Please write out all of the entries exactly as they appear.

─── SUPPLIED DATA ───

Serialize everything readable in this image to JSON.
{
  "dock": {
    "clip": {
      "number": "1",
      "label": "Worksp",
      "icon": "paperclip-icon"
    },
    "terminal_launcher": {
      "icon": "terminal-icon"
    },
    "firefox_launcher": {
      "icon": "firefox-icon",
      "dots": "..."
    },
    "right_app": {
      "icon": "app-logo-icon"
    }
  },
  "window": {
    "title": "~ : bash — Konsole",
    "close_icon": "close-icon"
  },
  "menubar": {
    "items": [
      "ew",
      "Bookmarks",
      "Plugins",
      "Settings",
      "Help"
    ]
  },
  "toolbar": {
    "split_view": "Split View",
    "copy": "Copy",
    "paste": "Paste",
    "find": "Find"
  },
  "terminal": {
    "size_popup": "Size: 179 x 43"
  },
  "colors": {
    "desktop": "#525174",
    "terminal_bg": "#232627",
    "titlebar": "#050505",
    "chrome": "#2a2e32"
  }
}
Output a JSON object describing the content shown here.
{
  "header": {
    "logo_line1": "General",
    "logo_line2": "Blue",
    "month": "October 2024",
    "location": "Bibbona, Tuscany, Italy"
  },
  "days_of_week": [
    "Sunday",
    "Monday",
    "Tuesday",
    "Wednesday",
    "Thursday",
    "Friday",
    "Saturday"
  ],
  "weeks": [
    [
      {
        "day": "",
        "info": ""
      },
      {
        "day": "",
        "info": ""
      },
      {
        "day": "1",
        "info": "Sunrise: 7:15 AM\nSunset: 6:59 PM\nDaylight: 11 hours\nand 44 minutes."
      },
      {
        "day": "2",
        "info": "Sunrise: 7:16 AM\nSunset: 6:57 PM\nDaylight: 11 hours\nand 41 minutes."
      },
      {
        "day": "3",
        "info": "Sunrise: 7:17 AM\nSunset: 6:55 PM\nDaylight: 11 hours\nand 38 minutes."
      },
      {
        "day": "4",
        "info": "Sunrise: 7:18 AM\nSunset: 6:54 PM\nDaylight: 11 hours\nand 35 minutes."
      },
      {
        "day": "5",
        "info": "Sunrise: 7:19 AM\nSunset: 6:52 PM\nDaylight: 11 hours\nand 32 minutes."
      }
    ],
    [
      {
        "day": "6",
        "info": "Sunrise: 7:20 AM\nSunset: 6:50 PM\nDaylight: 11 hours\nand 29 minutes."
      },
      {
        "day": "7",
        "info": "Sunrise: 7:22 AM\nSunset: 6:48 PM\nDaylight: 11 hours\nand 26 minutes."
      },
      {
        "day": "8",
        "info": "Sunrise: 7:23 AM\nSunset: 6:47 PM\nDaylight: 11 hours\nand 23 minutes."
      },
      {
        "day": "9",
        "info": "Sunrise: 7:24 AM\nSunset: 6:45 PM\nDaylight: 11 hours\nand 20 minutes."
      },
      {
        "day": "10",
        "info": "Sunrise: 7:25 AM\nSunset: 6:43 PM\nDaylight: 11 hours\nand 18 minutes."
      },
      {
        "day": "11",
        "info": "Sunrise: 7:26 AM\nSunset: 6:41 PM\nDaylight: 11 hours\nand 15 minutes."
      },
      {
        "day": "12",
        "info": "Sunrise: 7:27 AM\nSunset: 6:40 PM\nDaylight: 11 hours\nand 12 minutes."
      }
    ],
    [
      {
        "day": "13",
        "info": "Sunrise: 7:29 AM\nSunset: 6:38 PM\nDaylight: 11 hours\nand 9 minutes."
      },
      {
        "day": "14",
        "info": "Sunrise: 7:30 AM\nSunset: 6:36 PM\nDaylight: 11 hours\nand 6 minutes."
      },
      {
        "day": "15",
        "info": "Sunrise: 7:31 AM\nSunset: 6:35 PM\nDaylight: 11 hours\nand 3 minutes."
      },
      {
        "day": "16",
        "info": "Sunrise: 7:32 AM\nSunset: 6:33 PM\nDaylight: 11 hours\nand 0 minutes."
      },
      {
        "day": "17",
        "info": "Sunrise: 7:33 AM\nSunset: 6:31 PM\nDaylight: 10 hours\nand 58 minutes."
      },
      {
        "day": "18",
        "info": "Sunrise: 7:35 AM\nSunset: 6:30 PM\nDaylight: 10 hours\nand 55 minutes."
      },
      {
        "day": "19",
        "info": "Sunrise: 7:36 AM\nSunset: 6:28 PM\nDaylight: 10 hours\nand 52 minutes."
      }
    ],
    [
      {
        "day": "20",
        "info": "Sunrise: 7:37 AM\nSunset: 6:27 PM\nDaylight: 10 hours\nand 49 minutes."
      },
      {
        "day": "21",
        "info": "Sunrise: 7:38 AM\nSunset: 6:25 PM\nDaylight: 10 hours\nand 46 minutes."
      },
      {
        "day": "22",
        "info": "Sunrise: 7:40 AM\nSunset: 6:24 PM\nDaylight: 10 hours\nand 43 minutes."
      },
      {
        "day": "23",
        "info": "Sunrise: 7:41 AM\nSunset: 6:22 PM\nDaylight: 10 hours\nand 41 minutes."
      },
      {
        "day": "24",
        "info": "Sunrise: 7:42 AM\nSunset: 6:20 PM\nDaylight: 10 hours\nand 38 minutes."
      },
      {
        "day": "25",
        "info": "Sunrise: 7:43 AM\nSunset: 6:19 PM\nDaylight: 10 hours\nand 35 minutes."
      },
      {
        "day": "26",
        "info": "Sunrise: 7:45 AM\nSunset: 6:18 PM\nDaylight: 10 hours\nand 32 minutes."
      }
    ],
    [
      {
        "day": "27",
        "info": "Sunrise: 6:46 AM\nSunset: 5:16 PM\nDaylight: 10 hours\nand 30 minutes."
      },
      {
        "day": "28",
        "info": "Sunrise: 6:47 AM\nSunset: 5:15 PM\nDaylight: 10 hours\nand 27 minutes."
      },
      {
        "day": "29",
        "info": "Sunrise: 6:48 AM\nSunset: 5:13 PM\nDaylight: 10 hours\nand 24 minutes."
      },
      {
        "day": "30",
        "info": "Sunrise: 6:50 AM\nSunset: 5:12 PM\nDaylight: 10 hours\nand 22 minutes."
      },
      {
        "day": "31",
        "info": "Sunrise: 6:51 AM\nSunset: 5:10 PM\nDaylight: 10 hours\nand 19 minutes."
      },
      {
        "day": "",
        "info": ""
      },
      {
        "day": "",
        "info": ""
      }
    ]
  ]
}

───

SOLUTION FOR THIS PROBLEM:
Serialize everything readable in this image to JSON.
{
  "dock": {
    "clip": {
      "number": "1",
      "label": "Worksp",
      "icon": "paperclip-icon"
    },
    "terminal_launcher": {
      "icon": "terminal-icon"
    },
    "firefox_launcher": {
      "icon": "firefox-icon",
      "dots": "..."
    },
    "right_app": {
      "icon": "app-logo-icon"
    }
  },
  "window": {
    "title": "~ : bash — Konsole",
    "close_icon": "close-icon"
  },
  "menubar": {
    "items": [
      "ew",
      "Bookmarks",
      "Plugins",
      "Settings",
      "Help"
    ]
  },
  "toolbar": {
    "split_view": "Split View",
    "copy": "Copy",
    "paste": "Paste",
    "find": "Find"
  },
  "terminal": {
    "size_popup": "Size: 179 x 43"
  },
  "colors": {
    "desktop": "#525174",
    "terminal_bg": "#232627",
    "titlebar": "#050505",
    "chrome": "#2a2e32"
  }
}
Output a JSON object describing the content shown here.
{
  "header": {
    "logo_line1": "General",
    "logo_line2": "Blue",
    "month": "October 2024",
    "location": "Bibbona, Tuscany, Italy"
  },
  "days_of_week": [
    "Sunday",
    "Monday",
    "Tuesday",
    "Wednesday",
    "Thursday",
    "Friday",
    "Saturday"
  ],
  "weeks": [
    [
      {
        "day": "",
        "info": ""
      },
      {
        "day": "",
        "info": ""
      },
      {
        "day": "1",
        "info": "Sunrise: 7:15 AM\nSunset: 6:59 PM\nDaylight: 11 hours\nand 44 minutes."
      },
      {
        "day": "2",
        "info": "Sunrise: 7:16 AM\nSunset: 6:57 PM\nDaylight: 11 hours\nand 41 minutes."
      },
      {
        "day": "3",
        "info": "Sunrise: 7:17 AM\nSunset: 6:55 PM\nDaylight: 11 hours\nand 38 minutes."
      },
      {
        "day": "4",
        "info": "Sunrise: 7:18 AM\nSunset: 6:54 PM\nDaylight: 11 hours\nand 35 minutes."
      },
      {
        "day": "5",
        "info": "Sunrise: 7:19 AM\nSunset: 6:52 PM\nDaylight: 11 hours\nand 32 minutes."
      }
    ],
    [
      {
        "day": "6",
        "info": "Sunrise: 7:20 AM\nSunset: 6:50 PM\nDaylight: 11 hours\nand 29 minutes."
      },
      {
        "day": "7",
        "info": "Sunrise: 7:22 AM\nSunset: 6:48 PM\nDaylight: 11 hours\nand 26 minutes."
      },
      {
        "day": "8",
        "info": "Sunrise: 7:23 AM\nSunset: 6:47 PM\nDaylight: 11 hours\nand 23 minutes."
      },
      {
        "day": "9",
        "info": "Sunrise: 7:24 AM\nSunset: 6:45 PM\nDaylight: 11 hours\nand 20 minutes."
      },
      {
        "day": "10",
        "info": "Sunrise: 7:25 AM\nSunset: 6:43 PM\nDaylight: 11 hours\nand 18 minutes."
      },
      {
        "day": "11",
        "info": "Sunrise: 7:26 AM\nSunset: 6:41 PM\nDaylight: 11 hours\nand 15 minutes."
      },
      {
        "day": "12",
        "info": "Sunrise: 7:27 AM\nSunset: 6:40 PM\nDaylight: 11 hours\nand 12 minutes."
      }
    ],
    [
      {
        "day": "13",
        "info": "Sunrise: 7:29 AM\nSunset: 6:38 PM\nDaylight: 11 hours\nand 9 minutes."
      },
      {
        "day": "14",
        "info": "Sunrise: 7:30 AM\nSunset: 6:36 PM\nDaylight: 11 hours\nand 6 minutes."
      },
      {
        "day": "15",
        "info": "Sunrise: 7:31 AM\nSunset: 6:35 PM\nDaylight: 11 hours\nand 3 minutes."
      },
      {
        "day": "16",
        "info": "Sunrise: 7:32 AM\nSunset: 6:33 PM\nDaylight: 11 hours\nand 0 minutes."
      },
      {
        "day": "17",
        "info": "Sunrise: 7:33 AM\nSunset: 6:31 PM\nDaylight: 10 hours\nand 58 minutes."
      },
      {
        "day": "18",
        "info": "Sunrise: 7:35 AM\nSunset: 6:30 PM\nDaylight: 10 hours\nand 55 minutes."
      },
      {
        "day": "19",
        "info": "Sunrise: 7:36 AM\nSunset: 6:28 PM\nDaylight: 10 hours\nand 52 minutes."
      }
    ],
    [
      {
        "day": "20",
        "info": "Sunrise: 7:37 AM\nSunset: 6:27 PM\nDaylight: 10 hours\nand 49 minutes."
      },
      {
        "day": "21",
        "info": "Sunrise: 7:38 AM\nSunset: 6:25 PM\nDaylight: 10 hours\nand 46 minutes."
      },
      {
        "day": "22",
        "info": "Sunrise: 7:40 AM\nSunset: 6:24 PM\nDaylight: 10 hours\nand 43 minutes."
      },
      {
        "day": "23",
        "info": "Sunrise: 7:41 AM\nSunset: 6:22 PM\nDaylight: 10 hours\nand 41 minutes."
      },
      {
        "day": "24",
        "info": "Sunrise: 7:42 AM\nSunset: 6:20 PM\nDaylight: 10 hours\nand 38 minutes."
      },
      {
        "day": "25",
        "info": "Sunrise: 7:43 AM\nSunset: 6:19 PM\nDaylight: 10 hours\nand 35 minutes."
      },
      {
        "day": "26",
        "info": "Sunrise: 7:45 AM\nSunset: 6:18 PM\nDaylight: 10 hours\nand 32 minutes."
      }
    ],
    [
      {
        "day": "27",
        "info": "Sunrise: 6:46 AM\nSunset: 5:16 PM\nDaylight: 10 hours\nand 30 minutes."
      },
      {
        "day": "28",
        "info": "Sunrise: 6:47 AM\nSunset: 5:15 PM\nDaylight: 10 hours\nand 27 minutes."
      },
      {
        "day": "29",
        "info": "Sunrise: 6:48 AM\nSunset: 5:13 PM\nDaylight: 10 hours\nand 24 minutes."
      },
      {
        "day": "30",
        "info": "Sunrise: 6:50 AM\nSunset: 5:12 PM\nDaylight: 10 hours\nand 22 minutes."
      },
      {
        "day": "31",
        "info": "Sunrise: 6:51 AM\nSunset: 5:10 PM\nDaylight: 10 hours\nand 19 minutes."
      },
      {
        "day": "",
        "info": ""
      },
      {
        "day": "",
        "info": ""
      }
    ]
  ]
}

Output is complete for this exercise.